What do you recommend a new startup to do first when it comes to launching?
There are a couple of things a startup can do before launching.
- You must build an email list. An email list is freaking everything, the bigger your mail list, the more people you can sell to, and the more you can learn from your buyers.
- Work on lead gen: Jump on the cold emailing directly. I would leave that to kind of your sales team to take care. Unless you’re selling a low-cost thing and you don’t have a sales team. Cold emailing can work, but don’t do it in like a kind of a traditional marketing spray and pray style. Do it like a sales development sequence.
What are the channels and means for a person to get his first hundred customers?
I hate to say it depends on your product. I will also say there’s a great Facebook group called “oh my god growth hacks” like saAs growth hacks, and you can always find founders in that group that have a similar product. They can tell you things about what they have done to succeed. It also depends on whom you think is your ideal buyer. Do a ton a buyer research and customer discovery interviews so you understand who your first hundred customers should be in the first place. Then going out and finding them is going to be a lot easier right.
What is the branding basics for startup branding?
You want to have a website where people can understand what you do. So early on, have a halfway-decent logo and work on the copy on your website. Make sure it is clear so that somebody comes to your website and says oh my god, that’s for me. See to it that it comes from buyer research from customer discovery and understanding your buyer persona. Check out what the words they are using while describing you are?
What is the messaging that they need to see to look at something and be like oh my god that is speaking to me! That is for me! Just keep it simple, have a couple of simple color palettes, know your fonts, and have the aesthetics down. Understand and see how you talk about yourself, but again can’t stress enough as a founder. You should be building your brand. Your company will grow faster if people know and trust you. Invest in what kind of leader you want people to see you as.
Any tips and tools when you are starting a new podcast.
For the podcast, it all comes down to your pitch. What you want to send is a super personalized mail. It is all about what they are going to get out of it and also flatter your prospects. We all have an ego. But the other thing that I think is a ton of podcasts overlook is to make sure that the system of signing up for your podcast is straightforward. Here is an example if somebody reaches out to me, and they want me to be on their podcast. I have to have like seven or eight emails back and forth of scheduling and telling them stuff, and all of that, I will give up unless it’s a fantastic podcast. Instead, what you want to do is create like an intake form, so you reach out to them, you pitch them.
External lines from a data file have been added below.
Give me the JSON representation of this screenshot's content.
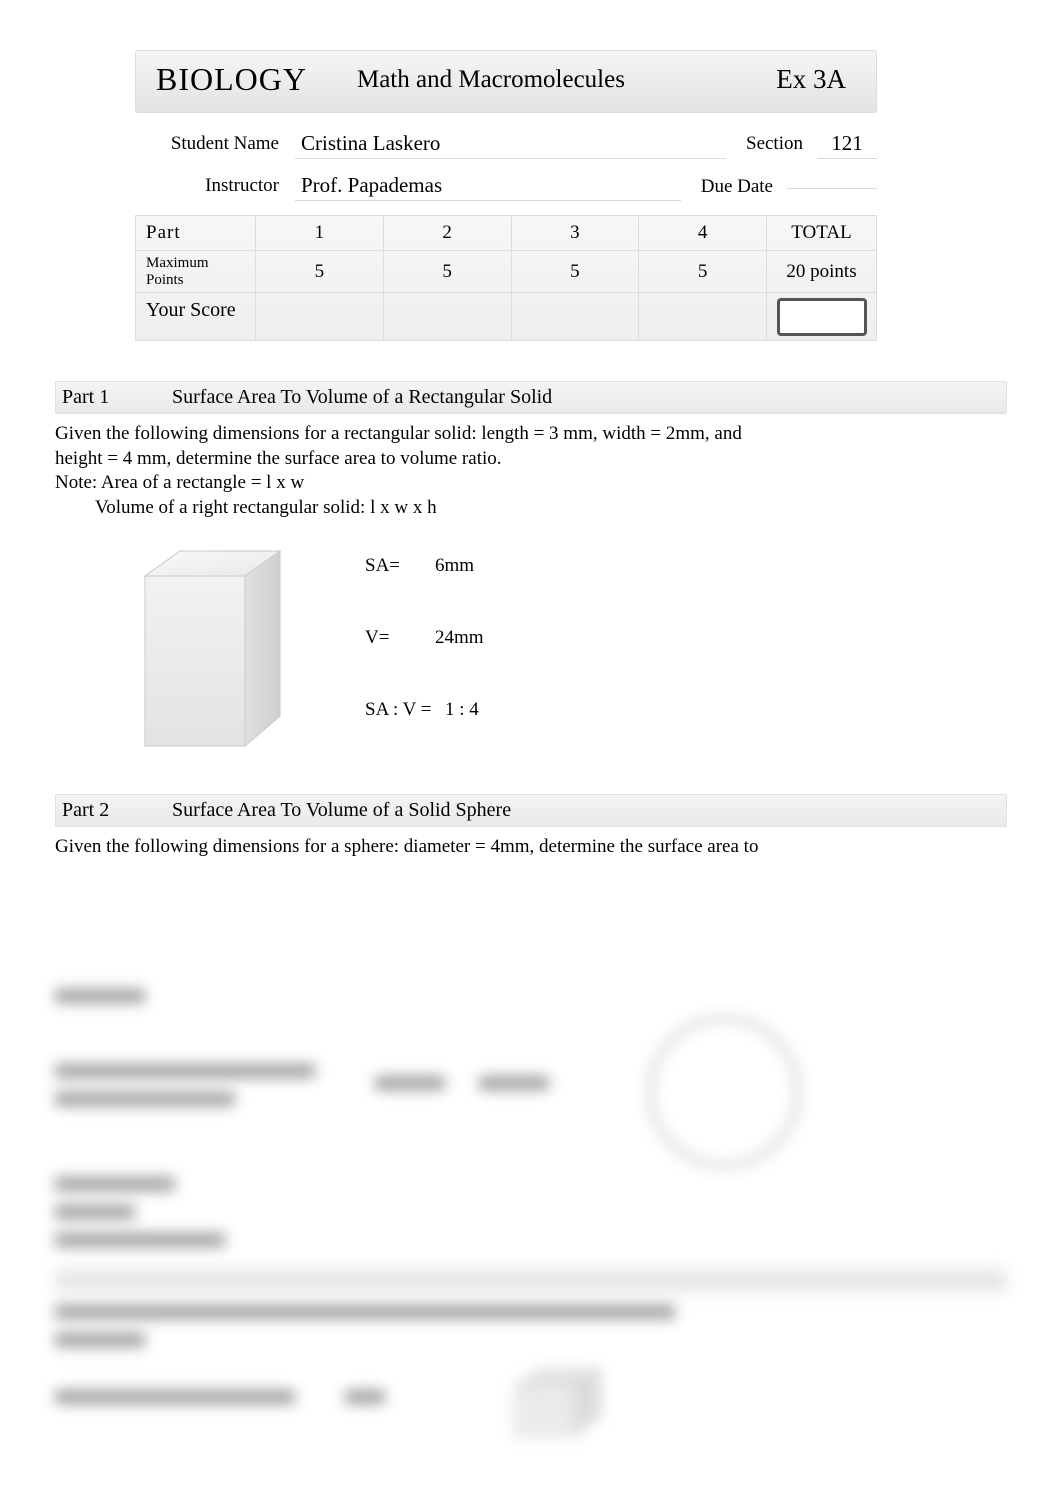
{
  "header": {
    "course": "BIOLOGY",
    "topic": "Math and Macromolecules",
    "exercise": "Ex 3A"
  },
  "info": {
    "student_name_label": "Student Name",
    "student_name": "Cristina Laskero",
    "section_label": "Section",
    "section": "121",
    "instructor_label": "Instructor",
    "instructor": "Prof. Papademas",
    "due_date_label": "Due Date",
    "due_date": ""
  },
  "score_table": {
    "part_label": "Part",
    "parts": [
      "1",
      "2",
      "3",
      "4"
    ],
    "total_label": "TOTAL",
    "max_label": "Maximum Points",
    "max_points": [
      "5",
      "5",
      "5",
      "5"
    ],
    "max_total": "20 points",
    "your_score_label": "Your Score",
    "scores": [
      "",
      "",
      "",
      ""
    ]
  },
  "part1": {
    "label": "Part 1",
    "title": "Surface Area To Volume of a Rectangular Solid",
    "prompt_line1": "Given the following dimensions for a rectangular solid: length = 3 mm, width = 2mm, and",
    "prompt_line2": "height = 4 mm, determine the surface area to volume ratio.",
    "note_line1": "Note: Area of a rectangle = l x w",
    "note_line2": "Volume of a right rectangular solid: l x w x h",
    "sa_label": "SA=",
    "sa_value": "6mm",
    "v_label": "V=",
    "v_value": "24mm",
    "ratio_label": "SA : V =",
    "ratio_value": "1 : 4"
  },
  "part2": {
    "label": "Part 2",
    "title": "Surface Area To Volume of a Solid Sphere",
    "prompt_line1": "Given the following dimensions for a sphere: diameter = 4mm, determine the surface area to"
  }
}
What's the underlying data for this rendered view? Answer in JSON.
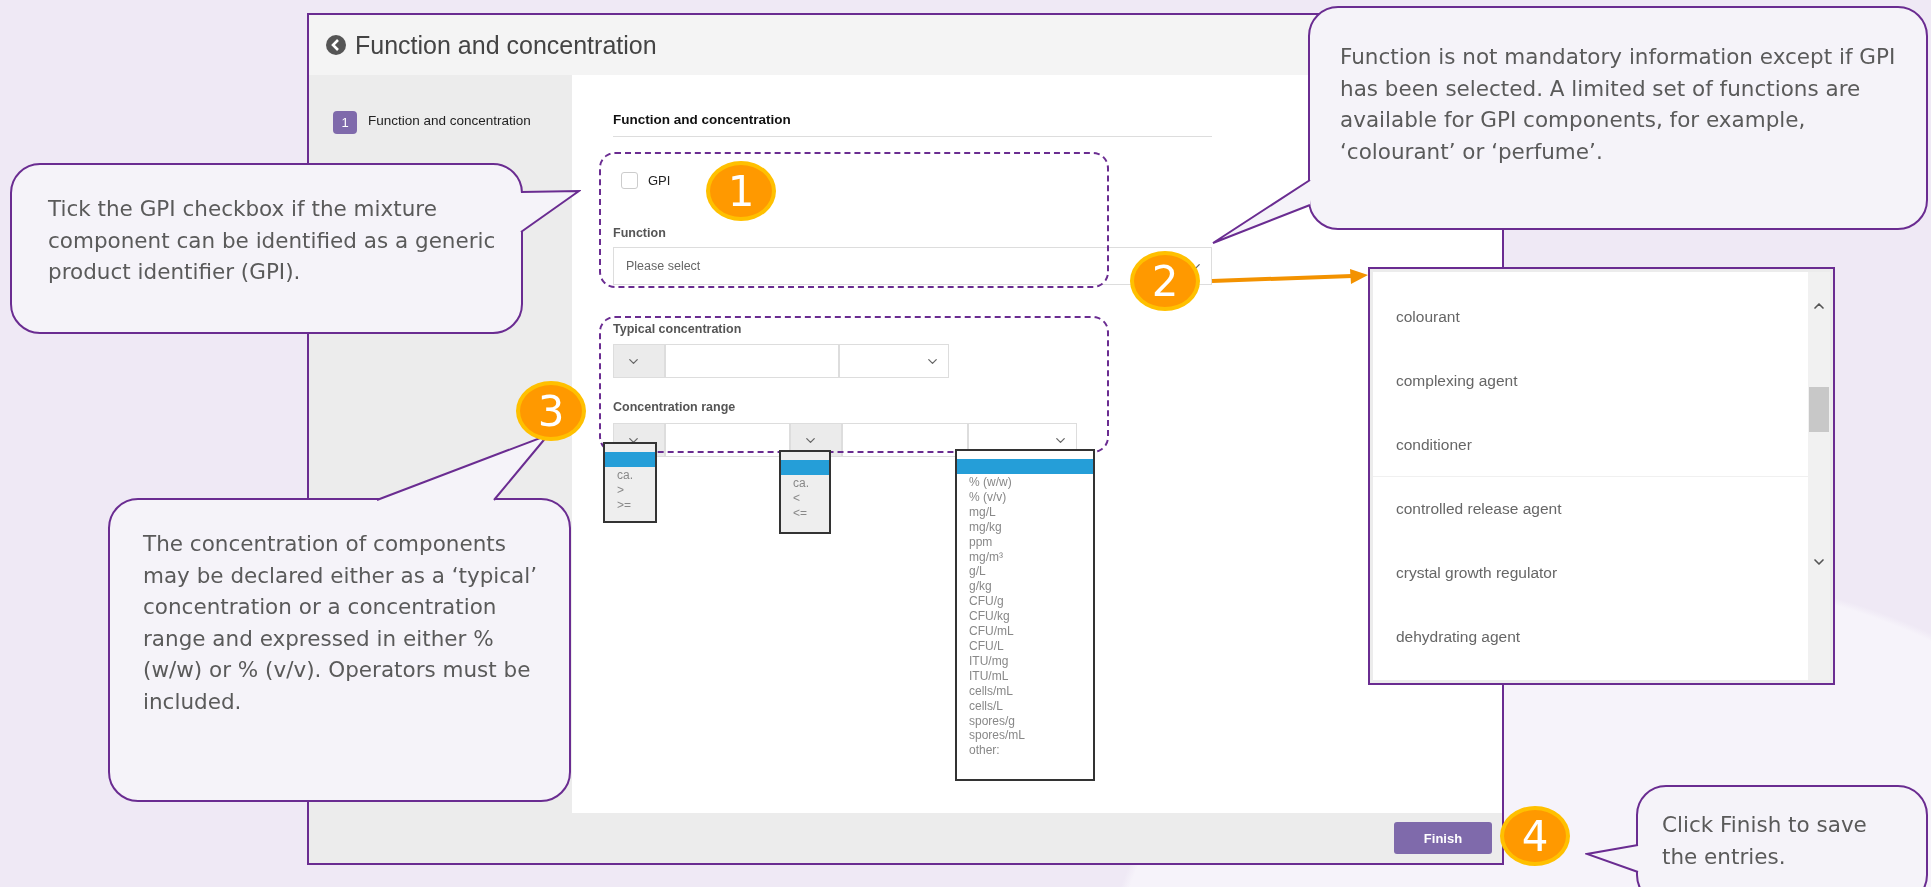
{
  "window": {
    "title": "Function and concentration"
  },
  "sidebar": {
    "steps": [
      {
        "number": "1",
        "label": "Function and concentration",
        "selected": true
      }
    ]
  },
  "form": {
    "heading": "Function and concentration",
    "gpi": {
      "label": "GPI",
      "checked": false
    },
    "function": {
      "label": "Function",
      "placeholder": "Please select"
    },
    "typical_concentration": {
      "label": "Typical concentration"
    },
    "concentration_range": {
      "label": "Concentration range"
    }
  },
  "open_lists": {
    "lower_operator": [
      "ca.",
      ">",
      ">="
    ],
    "upper_operator": [
      "ca.",
      "<",
      "<="
    ],
    "unit": [
      "% (w/w)",
      "% (v/v)",
      "mg/L",
      "mg/kg",
      "ppm",
      "mg/m³",
      "g/L",
      "g/kg",
      "CFU/g",
      "CFU/kg",
      "CFU/mL",
      "CFU/L",
      "ITU/mg",
      "ITU/mL",
      "cells/mL",
      "cells/L",
      "spores/g",
      "spores/mL",
      "other:"
    ]
  },
  "function_options": [
    "colourant",
    "complexing agent",
    "conditioner",
    "controlled release agent",
    "crystal growth regulator",
    "dehydrating agent"
  ],
  "footer": {
    "finish_button": "Finish"
  },
  "callouts": [
    {
      "number": "1",
      "text": "Tick the GPI checkbox if the mixture component can be identified as a generic product identifier (GPI)."
    },
    {
      "number": "2",
      "text": "Function is not mandatory information except if GPI has been selected. A limited set of functions are available for GPI components, for example, ‘colourant’ or ‘perfume’."
    },
    {
      "number": "3",
      "text": "The concentration of components may be declared either as a ‘typical’ concentration or a concentration range and expressed in either % (w/w) or % (v/v). Operators must be included."
    },
    {
      "number": "4",
      "text": "Click Finish to save the entries."
    }
  ]
}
Once they say yes, I’m interested, you send them a forum where they fill out all the information that you need from them to get them on the podcast. Also, then to promote the podcast once they’ve recorded it at the end of that forum. Have the link where they can just go ahead and schedule it. It makes the whole process so much easier. You’ll save a bunch of time, plus it makes you look professional. Like you know what you’re doing, and those more prominent influencers are a lot more likely to be willing to do it.
What are the most useful tools and potential pitfalls to avoid while building a sales pipeline for b2b tech products?
You must invest in some sales development talent. You need to work on that messaging. Refine it. The things you shouldn’t do is. Like some founders who think they’re going to sell their product in the first email. So they send this super long email. That’s like all about how their product is fantastic. You’re not selling the product; you’re selling a call to talk about the product. Keep it simple.